How to strengthen it: If you’re focusing on bank business loans, pay down debt before you apply to free up more cash flow.
If your cash flow is strong but your other C’s are lacking, consider cash flow loans, which prioritize this factor when reviewing your application. Cash flow lenders may want to review documents like your bank statements and merchant accounts, but give less weight to your credit history or time in business. These loans are most commonly available from online and alternative lenders and tend to have higher interest rates than business term loans.
How to work around it: Is your cash flow uneven? A business line of credit or business credit card might be a good next step. These financing products let you borrow a little money at a time, pay it off and pay interest only on what you’ve borrowed. And repayment may be easier to manage than the fixed payments most term loans require.
What it is: The amount of money invested in a business by its owner or management team.
Why it matters: Lenders are more willing to offer financing to owners who have invested some of their own money into the venture. It shows you have some skin in the game, so to speak.
How it’s assessed: From the amount of money the borrower or management team has invested in the business.
How to strengthen it: Nearly 70% of small-business owners use personal savings to start their business, according to a 2023 survey from the U.S. Chamber of Commerce. Make sure you categorize any personal investments in your business accurately in your accounting software, so you can keep track of them later.
How to work around it: You don’t need to immediately funnel your life savings into your business. Startup business credit cards can be a useful tool for building your business early on — though you will likely be personally on the hook to pay off any balance your business can’t. Once you have six months to a year in business, you’ll start to qualify for additional startup business loan options.
What it is: The condition of your business — whether it is growing or faltering — as well as what you’ll use the funds for. It also considers the state of the economy, industry trends and how these factors might affect your ability to repay the loan.
Why it matters: Operating under favorable conditions can help ensure businesses repay their loans. Lenders aim to identify risks and protect themselves accordingly.
How it’s assessed: From a review of the competitive landscape, supplier and customer relationships, and macroeconomic and industry-specific issues.

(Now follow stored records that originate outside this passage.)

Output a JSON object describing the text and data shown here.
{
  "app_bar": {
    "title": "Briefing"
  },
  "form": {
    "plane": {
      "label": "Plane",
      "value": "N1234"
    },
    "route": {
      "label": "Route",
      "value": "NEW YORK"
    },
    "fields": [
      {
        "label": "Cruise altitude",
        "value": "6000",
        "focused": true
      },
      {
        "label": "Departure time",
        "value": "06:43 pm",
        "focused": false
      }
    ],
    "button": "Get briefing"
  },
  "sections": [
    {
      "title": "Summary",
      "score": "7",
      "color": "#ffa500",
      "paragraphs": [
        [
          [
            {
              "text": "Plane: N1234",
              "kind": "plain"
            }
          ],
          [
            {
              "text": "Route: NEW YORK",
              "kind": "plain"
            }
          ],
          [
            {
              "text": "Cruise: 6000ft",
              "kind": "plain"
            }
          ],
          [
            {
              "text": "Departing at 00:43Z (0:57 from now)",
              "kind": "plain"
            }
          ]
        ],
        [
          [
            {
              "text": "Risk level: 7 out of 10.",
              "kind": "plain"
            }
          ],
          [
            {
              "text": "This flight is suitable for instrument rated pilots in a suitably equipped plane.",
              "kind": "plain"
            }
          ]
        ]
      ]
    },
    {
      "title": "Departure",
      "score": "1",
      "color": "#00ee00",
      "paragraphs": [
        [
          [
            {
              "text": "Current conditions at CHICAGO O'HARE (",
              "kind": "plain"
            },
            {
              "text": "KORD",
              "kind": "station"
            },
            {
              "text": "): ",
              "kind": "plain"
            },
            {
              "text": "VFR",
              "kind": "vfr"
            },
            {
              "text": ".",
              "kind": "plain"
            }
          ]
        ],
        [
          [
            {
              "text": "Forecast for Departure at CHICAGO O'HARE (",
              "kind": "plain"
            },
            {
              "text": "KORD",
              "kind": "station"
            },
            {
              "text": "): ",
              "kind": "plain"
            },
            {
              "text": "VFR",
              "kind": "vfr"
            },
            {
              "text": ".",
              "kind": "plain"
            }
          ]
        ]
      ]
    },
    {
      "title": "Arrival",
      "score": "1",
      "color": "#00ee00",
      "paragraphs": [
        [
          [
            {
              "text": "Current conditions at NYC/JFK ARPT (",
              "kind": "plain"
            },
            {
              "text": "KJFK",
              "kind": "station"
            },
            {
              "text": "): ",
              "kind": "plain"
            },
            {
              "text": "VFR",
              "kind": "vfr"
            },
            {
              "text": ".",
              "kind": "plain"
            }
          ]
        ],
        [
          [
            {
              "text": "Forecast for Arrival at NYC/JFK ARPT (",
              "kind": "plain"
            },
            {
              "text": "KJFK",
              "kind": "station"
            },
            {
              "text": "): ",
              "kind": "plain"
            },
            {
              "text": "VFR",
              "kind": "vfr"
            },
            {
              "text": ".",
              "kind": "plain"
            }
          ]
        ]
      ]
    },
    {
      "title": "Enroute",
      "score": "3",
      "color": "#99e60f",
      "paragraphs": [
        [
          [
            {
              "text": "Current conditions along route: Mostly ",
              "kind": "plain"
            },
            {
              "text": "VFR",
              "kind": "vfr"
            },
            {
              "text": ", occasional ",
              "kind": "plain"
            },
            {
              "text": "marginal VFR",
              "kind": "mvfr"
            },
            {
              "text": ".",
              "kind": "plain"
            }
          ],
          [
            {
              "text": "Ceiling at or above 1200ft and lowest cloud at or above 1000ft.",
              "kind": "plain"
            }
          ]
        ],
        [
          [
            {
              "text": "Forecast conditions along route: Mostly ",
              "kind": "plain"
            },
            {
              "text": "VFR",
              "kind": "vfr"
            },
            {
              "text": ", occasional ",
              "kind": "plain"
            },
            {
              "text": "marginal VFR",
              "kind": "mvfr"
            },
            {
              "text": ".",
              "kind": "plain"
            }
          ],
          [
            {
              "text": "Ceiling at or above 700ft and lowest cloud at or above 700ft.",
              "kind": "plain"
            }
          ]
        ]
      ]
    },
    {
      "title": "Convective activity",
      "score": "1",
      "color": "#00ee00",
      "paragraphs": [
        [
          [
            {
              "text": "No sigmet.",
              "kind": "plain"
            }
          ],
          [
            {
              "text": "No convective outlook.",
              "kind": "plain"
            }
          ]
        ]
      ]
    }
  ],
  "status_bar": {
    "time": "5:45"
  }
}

How to strengthen it: You can’t control the economy, but you can try to plan ahead. Although it might seem counterintuitive, apply for a business line of credit before you need it, when your business is strong. That will give you access to flexible financing down the road if your business’s conditions change.
How to work around it: It’s understandable to feel stressed when your business hits a rough patch, and you might want financing fast as a result. But when this C is a weakness, it’s especially important to take your time and shop around because you’ll have fewer financing options and they may be more expensive.
What it is: Assets that are used to guarantee or secure a loan.
Why it matters: Collateral is a backup source if the borrower cannot repay a loan.
How it’s assessed: From hard assets, such as real estate and equipment; working capital, such as accounts receivable and inventory; and a borrower’s home, which also can be counted as collateral.
How to strengthen it: Understand what options you have to collateralize. While real estate is common, you can also secure a loan with equipment, inventory, accounts receivable, vehicles or other business assets.
Many lenders also file a UCC lien, which gives them the right to seize a borrower’s assets if they default on their loan. Picking the right business structure can help protect your personal assets from a lender that is trying to collect.
How to work around it: SBA loans and business bank loans generally require collateral. If you don’t have collateral, unsecured business loans don’t require it — though they do usually require a personal guarantee and place UCC liens on borrowers. And unsecured financing can be more expensive since it’s riskier for lenders.